This will be a regular series of posts (on Thursdays, at 3:41) that will be longer, but made up of smaller, semi-relevant items about local legal issues. A lot of you (about 1,000) “subscribe” here and get an e-mail every time I post an update, and this is a way to get mini-blasts out (without clogging up your inboxes with a bunch of smaller posts). 

But, first, a video from Judge George Paine of the United States Bankruptcy Courts for the Middle District of Tennessee…. only those of you who have attended a Nashville 341 Meeting will get that…nevermind…

Continue reading “341 Meeting Recap: Thoughts on Hell’s Half Acre; Beware When Judges are too Nice; Karaoke Happy Hour; Sue the Collector.com”

Want to be a better lawyer? Attend a Court of Appeals argument.
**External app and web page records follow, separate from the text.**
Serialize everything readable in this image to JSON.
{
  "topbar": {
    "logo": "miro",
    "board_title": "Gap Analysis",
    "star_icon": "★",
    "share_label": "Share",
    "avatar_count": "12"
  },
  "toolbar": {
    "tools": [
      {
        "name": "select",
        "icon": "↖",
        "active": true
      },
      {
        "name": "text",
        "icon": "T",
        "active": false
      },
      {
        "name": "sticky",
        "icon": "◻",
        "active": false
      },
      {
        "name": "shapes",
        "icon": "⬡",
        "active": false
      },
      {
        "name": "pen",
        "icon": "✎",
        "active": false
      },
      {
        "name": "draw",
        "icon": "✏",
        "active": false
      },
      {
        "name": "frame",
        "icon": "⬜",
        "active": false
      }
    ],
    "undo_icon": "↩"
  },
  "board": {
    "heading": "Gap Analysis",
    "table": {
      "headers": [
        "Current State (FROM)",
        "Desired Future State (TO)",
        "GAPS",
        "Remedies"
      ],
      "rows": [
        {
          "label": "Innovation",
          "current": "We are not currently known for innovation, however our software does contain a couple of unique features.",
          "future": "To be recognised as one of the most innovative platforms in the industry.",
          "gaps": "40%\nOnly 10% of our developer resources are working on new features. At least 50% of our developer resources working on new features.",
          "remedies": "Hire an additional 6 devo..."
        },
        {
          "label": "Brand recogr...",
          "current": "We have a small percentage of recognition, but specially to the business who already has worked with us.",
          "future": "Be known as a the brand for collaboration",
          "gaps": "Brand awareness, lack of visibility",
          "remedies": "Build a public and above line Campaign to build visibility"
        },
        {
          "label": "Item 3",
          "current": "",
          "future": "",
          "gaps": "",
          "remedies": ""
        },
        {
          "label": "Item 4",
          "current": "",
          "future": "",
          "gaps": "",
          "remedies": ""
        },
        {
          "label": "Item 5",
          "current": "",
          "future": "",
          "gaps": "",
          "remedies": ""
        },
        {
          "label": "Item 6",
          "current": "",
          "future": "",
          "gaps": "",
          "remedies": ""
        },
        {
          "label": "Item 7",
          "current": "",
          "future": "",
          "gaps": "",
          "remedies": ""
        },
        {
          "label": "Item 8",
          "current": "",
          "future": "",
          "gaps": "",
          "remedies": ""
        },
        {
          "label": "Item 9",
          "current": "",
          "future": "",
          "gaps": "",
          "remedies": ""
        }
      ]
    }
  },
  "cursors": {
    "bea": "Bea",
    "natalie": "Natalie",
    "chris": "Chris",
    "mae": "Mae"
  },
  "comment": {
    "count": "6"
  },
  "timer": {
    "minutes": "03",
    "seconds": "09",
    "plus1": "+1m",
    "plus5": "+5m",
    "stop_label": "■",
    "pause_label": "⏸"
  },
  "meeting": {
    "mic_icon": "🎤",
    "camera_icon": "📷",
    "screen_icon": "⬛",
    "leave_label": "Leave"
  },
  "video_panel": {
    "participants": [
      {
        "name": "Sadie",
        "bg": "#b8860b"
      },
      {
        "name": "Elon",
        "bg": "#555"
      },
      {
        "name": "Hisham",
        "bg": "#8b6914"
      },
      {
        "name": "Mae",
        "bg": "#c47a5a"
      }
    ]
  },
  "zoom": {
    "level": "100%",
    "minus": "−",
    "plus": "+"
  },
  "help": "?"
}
I recently had two oral arguments set on the same day in the Tennessee Court of Appeals, which was a fairly stressful experience. But, by the time the second docket came around, I had a really good idea of where to go, where to sit, how the dockets would start, who would say what, and all the little details.

Honestly, I was a little irritated at myself for not attending an oral argument docket a few months before, just for the experience and insight.

So, here’s my advice to you: If you’ve got a appeal pending and haven’t Continue reading “Want to be a better lawyer? Attend a Court of Appeals argument.”